ALYCEE LANE FOR BUZZFLASH AT TRUTHOUT
"We still have a choice today: nonviolent coexistence or violent co-annihilation."
When Martin Luther King Jr. presented this choice to the nation in his powerful speech "Beyond Vietnam" -- a speech he delivered exactly a year before he was assassinated -- he was referring to the Cold War arms race and the possibility that the United States and the Soviet Union would kill us all in a nuclear holocaust. He implored us to choose peace, which for King meant that we needed to address the deep "malady within the American spirit" -- namely, our commitment to the "giant triplets of racism, materialism and militarism." This commitment -- this sickness -- not only drove our arms race and the Vietnam War, King contended, but it also made us a nation of people willing to risk annihilation in order to preserve what was fundamentally an unjust way of life. For King, the escalating war in Vietnam, which he believed brought us closer to nuclear war, compelled us to choose -- if we wanted to survive -- a "person-oriented" nonviolent world marked by racial and economic justice over a "thing-oriented" world marked by war, racism and economic inequality.
That choice is still one we must make today.
While it is clear that we still face the possibility of violent co-annihilation through nuclear war -- as Trump's "America First" nuclear war rhetoric, Vladimir Putin's machinations and Kim Jong-un's missile tests underscore almost daily -- I suggest we turn our attention elsewhere. In particular, we should look long and hard at climate change, which is unfolding in ways that will truly make it the means of our violent co-annihilation.
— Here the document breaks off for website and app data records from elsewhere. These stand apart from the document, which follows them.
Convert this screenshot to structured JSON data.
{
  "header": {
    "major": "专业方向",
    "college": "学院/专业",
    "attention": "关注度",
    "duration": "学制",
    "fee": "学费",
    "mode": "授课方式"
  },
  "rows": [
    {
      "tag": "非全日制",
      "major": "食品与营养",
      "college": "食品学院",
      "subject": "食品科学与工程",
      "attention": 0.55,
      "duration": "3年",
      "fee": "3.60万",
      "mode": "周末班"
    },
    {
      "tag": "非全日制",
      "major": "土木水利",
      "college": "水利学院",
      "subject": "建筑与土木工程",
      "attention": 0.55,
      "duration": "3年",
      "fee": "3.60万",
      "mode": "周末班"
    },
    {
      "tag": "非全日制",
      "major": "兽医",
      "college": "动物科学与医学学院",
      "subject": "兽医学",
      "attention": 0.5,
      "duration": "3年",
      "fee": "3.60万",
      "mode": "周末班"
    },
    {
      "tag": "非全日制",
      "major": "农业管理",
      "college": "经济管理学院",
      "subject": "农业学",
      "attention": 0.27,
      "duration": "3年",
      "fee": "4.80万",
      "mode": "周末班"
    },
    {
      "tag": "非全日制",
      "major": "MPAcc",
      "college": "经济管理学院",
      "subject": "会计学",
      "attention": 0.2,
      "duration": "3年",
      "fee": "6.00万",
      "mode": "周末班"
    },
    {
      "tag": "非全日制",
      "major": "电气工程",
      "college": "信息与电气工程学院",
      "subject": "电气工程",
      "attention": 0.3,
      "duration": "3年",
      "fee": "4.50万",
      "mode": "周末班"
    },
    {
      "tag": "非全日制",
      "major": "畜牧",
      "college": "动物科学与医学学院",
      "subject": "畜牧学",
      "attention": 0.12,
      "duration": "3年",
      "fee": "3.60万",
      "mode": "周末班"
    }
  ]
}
To think of climate change in this way means that we must go beyond thinking of it merely in terms of natural catastrophes. As I have argued in "Why 'Climate Change' Must Become a Promise to Decolonize," we need to see climate change as both inseparable from and driven by coloniality, and that most certainly include the giant triplets of which King spoke. Viewed in this light, climate change and our inadequate response to it are manifestations of our commitment -- at the risk of extinction -- to a way of life steeped in violence, greed, racism, inequality and, I would add, a complete disregard for Earth and all the other life forms she sustains.
So, like the Vietnam War era, "these are … times for real choices and not false ones." To use King's words, "We are at a moment when our lives must be placed on the line if our nation is to survive its own folly" regarding climate change. While every person "of humane convictions must decide on the protest that best suits" their convictions, every one of us -- without exception -- must engage in a form of resistance that rises to the occasion of our collective crisis.
Let us declare 2018, then, the year in which we answer -- with orchestrated national mobilizations unsurpassed in growth, force and intensity -- the call of every record-breaking hurricane that forms in the Gulf and the Atlantic Ocean. As storm surges hammer Caribbean Islands and our coastlines, we must inundate our cities, our state capitols, our federal agencies, our Congress, our White House, our corporations, our highways, our railroad tracks, our refineries with increasing waves of marches, canvassing, teach-ins, sit-ins, blockades, strikes, die-ins, occupations -- with all manner of protest and disobedience that we can muster and imagine. We must do this while simultaneously marshaling care and help for storm-affected communities, other species and ecosystems.
Knowing that the media will focus on every shift in a storm's path, we need to take every opportunity the media present to reframe their "storm" crisis coverage. In particular, our mobilizations should tell stories that cast climate change instead as a political crisis, one exacerbated by elites who would rather support the giant triplets of extraction, emission and corporate greed at the expense of all life on Earth than see the emergence of a just, sustainable world of peace.
When the storms pass, we must then churn up our organizing in ways that put in stark relief the disparities in climate change impacts, aid and rebuilding, disparities that expose climate change, climate change denial, and climate change inaction as steeped in intersecting systems of domination (sexuality, race, gender, class, species), coloniality and environmental injustices.
Though it is possible, we may be fortunate enough this year to avoid the onset of our now common 100-year hurricanes, floods, rainstorms and heatwaves -- all of which can serve as catalysts for our mobilizations -- let us not be deterred. We must be the storm anyway, because if not this year, those catastrophes will surely come the next. We must be the storm anyway, because we are running out of time and, as King said 51 years ago today, "there is such a thing as being too late."
We must be the storm anyway, because this is the moment for us, finally, to choose nonviolent coexistence over those deadly triplets, and thus to heal, once and for all, the malady rotting the core of our nation's spirit.